On an air ambulance flight from Twin Falls, Idaho, to Seattle, a window blew out of the aircraft at 6 000m and nearly sucked out of the cabin a critical-care nurse, Chris Fogg, who was on board with a patient.

Fogg has worked 24 years for the Ada-Boi air ambulance service his father owns and managed to keep his cool and safe himself but it wasn’t easy. His whole head and his right arm were pulled outside the window, so he could see the tail of the plane and his headset dangling out of the plane. Parts of the equipment, charts, his eye glasses and packages went flying out of the cabin. Fogg suffered cuts to his head.
The decompression occurred when Fogg unbuckled from his seat and tried to reach for some water.

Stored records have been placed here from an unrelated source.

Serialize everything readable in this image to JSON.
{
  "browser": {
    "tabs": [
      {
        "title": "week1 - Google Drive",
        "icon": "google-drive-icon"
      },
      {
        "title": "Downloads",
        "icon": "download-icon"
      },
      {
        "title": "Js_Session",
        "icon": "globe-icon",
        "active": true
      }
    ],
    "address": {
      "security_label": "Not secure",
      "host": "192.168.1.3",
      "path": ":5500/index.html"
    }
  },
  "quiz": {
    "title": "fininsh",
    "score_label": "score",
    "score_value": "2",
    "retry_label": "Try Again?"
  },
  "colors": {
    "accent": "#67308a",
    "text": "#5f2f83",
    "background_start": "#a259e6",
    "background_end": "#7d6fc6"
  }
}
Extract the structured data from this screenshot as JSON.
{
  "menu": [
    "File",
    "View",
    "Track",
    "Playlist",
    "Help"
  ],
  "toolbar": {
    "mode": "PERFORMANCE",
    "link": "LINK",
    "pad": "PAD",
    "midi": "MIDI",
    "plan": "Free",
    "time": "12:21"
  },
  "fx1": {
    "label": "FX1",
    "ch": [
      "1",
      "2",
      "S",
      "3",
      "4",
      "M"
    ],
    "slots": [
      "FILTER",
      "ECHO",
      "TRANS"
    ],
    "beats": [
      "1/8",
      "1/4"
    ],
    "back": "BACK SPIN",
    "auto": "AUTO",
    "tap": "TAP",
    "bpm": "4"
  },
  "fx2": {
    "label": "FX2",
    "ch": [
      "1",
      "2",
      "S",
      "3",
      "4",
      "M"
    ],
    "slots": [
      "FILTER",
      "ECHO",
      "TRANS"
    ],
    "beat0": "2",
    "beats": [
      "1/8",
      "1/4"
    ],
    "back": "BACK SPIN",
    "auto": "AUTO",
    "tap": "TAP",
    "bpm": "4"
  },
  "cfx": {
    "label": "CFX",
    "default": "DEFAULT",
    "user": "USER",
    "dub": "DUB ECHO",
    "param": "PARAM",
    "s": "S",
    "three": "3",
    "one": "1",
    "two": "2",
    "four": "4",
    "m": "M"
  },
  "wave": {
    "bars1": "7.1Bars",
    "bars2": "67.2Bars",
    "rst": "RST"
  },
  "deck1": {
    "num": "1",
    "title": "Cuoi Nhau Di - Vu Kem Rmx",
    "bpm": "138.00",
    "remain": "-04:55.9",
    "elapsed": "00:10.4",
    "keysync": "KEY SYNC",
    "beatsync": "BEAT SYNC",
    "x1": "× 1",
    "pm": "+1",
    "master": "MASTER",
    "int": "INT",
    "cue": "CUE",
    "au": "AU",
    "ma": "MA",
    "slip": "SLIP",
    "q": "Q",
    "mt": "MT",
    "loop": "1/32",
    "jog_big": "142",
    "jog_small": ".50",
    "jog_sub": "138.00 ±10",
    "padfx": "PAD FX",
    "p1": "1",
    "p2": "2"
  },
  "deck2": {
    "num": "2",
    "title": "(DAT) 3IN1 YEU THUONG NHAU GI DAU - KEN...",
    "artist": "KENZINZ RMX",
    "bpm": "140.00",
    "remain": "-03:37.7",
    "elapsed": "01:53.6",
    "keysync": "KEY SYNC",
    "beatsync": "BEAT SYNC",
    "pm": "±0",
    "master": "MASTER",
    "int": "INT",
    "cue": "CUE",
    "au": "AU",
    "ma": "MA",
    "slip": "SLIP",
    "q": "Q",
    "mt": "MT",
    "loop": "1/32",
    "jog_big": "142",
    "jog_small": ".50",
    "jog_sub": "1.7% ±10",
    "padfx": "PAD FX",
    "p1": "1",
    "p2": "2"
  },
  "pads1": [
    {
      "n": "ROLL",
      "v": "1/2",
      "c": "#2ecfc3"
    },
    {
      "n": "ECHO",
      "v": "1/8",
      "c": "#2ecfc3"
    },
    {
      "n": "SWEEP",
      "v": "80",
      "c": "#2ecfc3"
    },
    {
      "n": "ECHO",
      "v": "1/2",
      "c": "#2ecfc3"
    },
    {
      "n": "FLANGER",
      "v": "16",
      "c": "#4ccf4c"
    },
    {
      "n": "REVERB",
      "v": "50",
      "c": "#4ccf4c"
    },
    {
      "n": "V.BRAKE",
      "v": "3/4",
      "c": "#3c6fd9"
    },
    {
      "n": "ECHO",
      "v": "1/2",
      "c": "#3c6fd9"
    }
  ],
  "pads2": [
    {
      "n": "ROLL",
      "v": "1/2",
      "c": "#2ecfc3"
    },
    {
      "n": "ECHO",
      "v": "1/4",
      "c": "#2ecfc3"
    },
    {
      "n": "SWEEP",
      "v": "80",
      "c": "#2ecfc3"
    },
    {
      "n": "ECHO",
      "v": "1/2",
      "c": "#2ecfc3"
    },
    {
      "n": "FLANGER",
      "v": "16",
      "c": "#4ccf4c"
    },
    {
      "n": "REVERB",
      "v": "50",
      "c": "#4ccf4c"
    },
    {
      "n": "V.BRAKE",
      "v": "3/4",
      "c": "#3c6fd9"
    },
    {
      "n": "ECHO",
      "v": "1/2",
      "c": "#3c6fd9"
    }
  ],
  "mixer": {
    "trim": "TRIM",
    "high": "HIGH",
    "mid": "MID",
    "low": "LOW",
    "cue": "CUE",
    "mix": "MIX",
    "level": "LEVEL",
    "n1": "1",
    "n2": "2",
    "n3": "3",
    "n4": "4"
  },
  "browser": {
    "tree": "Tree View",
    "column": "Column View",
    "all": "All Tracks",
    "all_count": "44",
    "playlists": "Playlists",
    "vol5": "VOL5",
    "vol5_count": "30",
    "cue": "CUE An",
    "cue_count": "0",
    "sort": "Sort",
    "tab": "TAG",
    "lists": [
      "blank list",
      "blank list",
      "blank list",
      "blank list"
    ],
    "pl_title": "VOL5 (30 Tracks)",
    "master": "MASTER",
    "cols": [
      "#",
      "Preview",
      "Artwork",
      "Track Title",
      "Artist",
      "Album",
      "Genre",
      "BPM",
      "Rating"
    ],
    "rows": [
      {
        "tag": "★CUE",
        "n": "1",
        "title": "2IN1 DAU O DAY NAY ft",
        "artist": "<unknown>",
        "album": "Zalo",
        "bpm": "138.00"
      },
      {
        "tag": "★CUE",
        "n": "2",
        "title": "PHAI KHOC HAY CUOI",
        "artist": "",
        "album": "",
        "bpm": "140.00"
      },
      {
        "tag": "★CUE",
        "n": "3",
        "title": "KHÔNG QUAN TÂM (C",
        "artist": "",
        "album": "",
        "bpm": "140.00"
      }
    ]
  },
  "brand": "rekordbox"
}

Fogg, who is 41, 1,83m tall and weighs 100kg believes that his size may have helped him not getting sucked out of the twin-engine turboprop plane.

He reported his left hand being on the ceiling and holding him in while his knees were up against the wall to The Seattle Times. He pushed very hard for air between his chest and the window to break the suction and pull himself back inside the aircraft.

The patient who was on board was on oxygen and saw the whole thing. He is a Vietnam veteran and suffered flashbacks of being shot out of the air while the whole thing was happening.

The pilot did know that the cabin had decompressed but did not realize that the window had broken as well. He put the airplane into a dive to a safe altitude of 3 000m and made an emergency landing in Boise where Fogg was rushed into the hospital, where he got 13 stitches in his head.

The next day he was back at work.